• _Required work_:
Word for word, write out all of the entries that follow.

• _App and web page records_:

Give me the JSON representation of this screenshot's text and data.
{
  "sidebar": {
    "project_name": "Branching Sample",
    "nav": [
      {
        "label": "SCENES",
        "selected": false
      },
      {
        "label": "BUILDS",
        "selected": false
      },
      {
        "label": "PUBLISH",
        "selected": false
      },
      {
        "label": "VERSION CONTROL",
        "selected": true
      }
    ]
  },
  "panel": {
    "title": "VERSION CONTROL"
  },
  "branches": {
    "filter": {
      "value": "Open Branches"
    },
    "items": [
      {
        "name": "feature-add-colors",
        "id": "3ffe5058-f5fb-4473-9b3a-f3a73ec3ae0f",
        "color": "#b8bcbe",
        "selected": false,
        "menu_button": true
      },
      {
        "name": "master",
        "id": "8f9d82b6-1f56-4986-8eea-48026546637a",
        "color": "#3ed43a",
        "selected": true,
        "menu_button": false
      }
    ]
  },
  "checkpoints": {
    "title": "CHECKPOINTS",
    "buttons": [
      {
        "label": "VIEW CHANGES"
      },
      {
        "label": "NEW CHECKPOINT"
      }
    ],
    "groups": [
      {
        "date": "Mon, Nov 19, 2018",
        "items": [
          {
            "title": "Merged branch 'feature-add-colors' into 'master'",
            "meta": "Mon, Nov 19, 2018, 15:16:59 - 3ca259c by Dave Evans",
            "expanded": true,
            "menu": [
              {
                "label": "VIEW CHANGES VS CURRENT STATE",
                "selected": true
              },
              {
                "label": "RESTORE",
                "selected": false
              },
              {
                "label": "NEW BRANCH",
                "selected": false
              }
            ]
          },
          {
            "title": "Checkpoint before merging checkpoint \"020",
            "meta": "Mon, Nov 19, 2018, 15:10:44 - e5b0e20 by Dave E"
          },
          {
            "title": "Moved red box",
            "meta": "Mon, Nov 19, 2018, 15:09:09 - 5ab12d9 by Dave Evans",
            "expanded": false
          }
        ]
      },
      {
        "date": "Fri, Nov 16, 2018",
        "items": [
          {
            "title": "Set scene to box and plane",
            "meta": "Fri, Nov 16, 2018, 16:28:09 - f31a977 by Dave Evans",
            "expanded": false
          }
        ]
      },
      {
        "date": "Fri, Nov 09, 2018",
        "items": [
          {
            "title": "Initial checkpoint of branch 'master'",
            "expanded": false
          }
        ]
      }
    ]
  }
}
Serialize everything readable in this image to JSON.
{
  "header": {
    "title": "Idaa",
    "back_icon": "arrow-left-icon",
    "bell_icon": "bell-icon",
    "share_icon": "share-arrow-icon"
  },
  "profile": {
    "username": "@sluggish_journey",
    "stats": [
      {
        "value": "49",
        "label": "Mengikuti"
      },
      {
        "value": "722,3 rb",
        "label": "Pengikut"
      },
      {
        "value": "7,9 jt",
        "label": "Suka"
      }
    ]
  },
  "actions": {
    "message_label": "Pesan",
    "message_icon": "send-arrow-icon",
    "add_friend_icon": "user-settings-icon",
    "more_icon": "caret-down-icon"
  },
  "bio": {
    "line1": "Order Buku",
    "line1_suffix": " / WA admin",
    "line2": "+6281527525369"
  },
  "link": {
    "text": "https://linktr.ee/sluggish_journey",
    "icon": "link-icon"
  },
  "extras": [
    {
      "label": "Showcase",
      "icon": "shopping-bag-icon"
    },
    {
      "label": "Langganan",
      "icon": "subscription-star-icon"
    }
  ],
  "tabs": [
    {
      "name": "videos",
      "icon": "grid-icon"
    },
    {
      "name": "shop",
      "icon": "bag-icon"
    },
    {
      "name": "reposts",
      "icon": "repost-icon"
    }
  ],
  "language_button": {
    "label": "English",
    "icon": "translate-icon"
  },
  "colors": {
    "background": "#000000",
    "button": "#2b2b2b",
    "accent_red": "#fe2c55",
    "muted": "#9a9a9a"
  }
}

• _Answer to this problem_:
Give me the JSON representation of this screenshot's text and data.
{
  "sidebar": {
    "project_name": "Branching Sample",
    "nav": [
      {
        "label": "SCENES",
        "selected": false
      },
      {
        "label": "BUILDS",
        "selected": false
      },
      {
        "label": "PUBLISH",
        "selected": false
      },
      {
        "label": "VERSION CONTROL",
        "selected": true
      }
    ]
  },
  "panel": {
    "title": "VERSION CONTROL"
  },
  "branches": {
    "filter": {
      "value": "Open Branches"
    },
    "items": [
      {
        "name": "feature-add-colors",
        "id": "3ffe5058-f5fb-4473-9b3a-f3a73ec3ae0f",
        "color": "#b8bcbe",
        "selected": false,
        "menu_button": true
      },
      {
        "name": "master",
        "id": "8f9d82b6-1f56-4986-8eea-48026546637a",
        "color": "#3ed43a",
        "selected": true,
        "menu_button": false
      }
    ]
  },
  "checkpoints": {
    "title": "CHECKPOINTS",
    "buttons": [
      {
        "label": "VIEW CHANGES"
      },
      {
        "label": "NEW CHECKPOINT"
      }
    ],
    "groups": [
      {
        "date": "Mon, Nov 19, 2018",
        "items": [
          {
            "title": "Merged branch 'feature-add-colors' into 'master'",
            "meta": "Mon, Nov 19, 2018, 15:16:59 - 3ca259c by Dave Evans",
            "expanded": true,
            "menu": [
              {
                "label": "VIEW CHANGES VS CURRENT STATE",
                "selected": true
              },
              {
                "label": "RESTORE",
                "selected": false
              },
              {
                "label": "NEW BRANCH",
                "selected": false
              }
            ]
          },
          {
            "title": "Checkpoint before merging checkpoint \"020",
            "meta": "Mon, Nov 19, 2018, 15:10:44 - e5b0e20 by Dave E"
          },
          {
            "title": "Moved red box",
            "meta": "Mon, Nov 19, 2018, 15:09:09 - 5ab12d9 by Dave Evans",
            "expanded": false
          }
        ]
      },
      {
        "date": "Fri, Nov 16, 2018",
        "items": [
          {
            "title": "Set scene to box and plane",
            "meta": "Fri, Nov 16, 2018, 16:28:09 - f31a977 by Dave Evans",
            "expanded": false
          }
        ]
      },
      {
        "date": "Fri, Nov 09, 2018",
        "items": [
          {
            "title": "Initial checkpoint of branch 'master'",
            "expanded": false
          }
        ]
      }
    ]
  }
}
Serialize everything readable in this image to JSON.
{
  "header": {
    "title": "Idaa",
    "back_icon": "arrow-left-icon",
    "bell_icon": "bell-icon",
    "share_icon": "share-arrow-icon"
  },
  "profile": {
    "username": "@sluggish_journey",
    "stats": [
      {
        "value": "49",
        "label": "Mengikuti"
      },
      {
        "value": "722,3 rb",
        "label": "Pengikut"
      },
      {
        "value": "7,9 jt",
        "label": "Suka"
      }
    ]
  },
  "actions": {
    "message_label": "Pesan",
    "message_icon": "send-arrow-icon",
    "add_friend_icon": "user-settings-icon",
    "more_icon": "caret-down-icon"
  },
  "bio": {
    "line1": "Order Buku",
    "line1_suffix": " / WA admin",
    "line2": "+6281527525369"
  },
  "link": {
    "text": "https://linktr.ee/sluggish_journey",
    "icon": "link-icon"
  },
  "extras": [
    {
      "label": "Showcase",
      "icon": "shopping-bag-icon"
    },
    {
      "label": "Langganan",
      "icon": "subscription-star-icon"
    }
  ],
  "tabs": [
    {
      "name": "videos",
      "icon": "grid-icon"
    },
    {
      "name": "shop",
      "icon": "bag-icon"
    },
    {
      "name": "reposts",
      "icon": "repost-icon"
    }
  ],
  "language_button": {
    "label": "English",
    "icon": "translate-icon"
  },
  "colors": {
    "background": "#000000",
    "button": "#2b2b2b",
    "accent_red": "#fe2c55",
    "muted": "#9a9a9a"
  }
}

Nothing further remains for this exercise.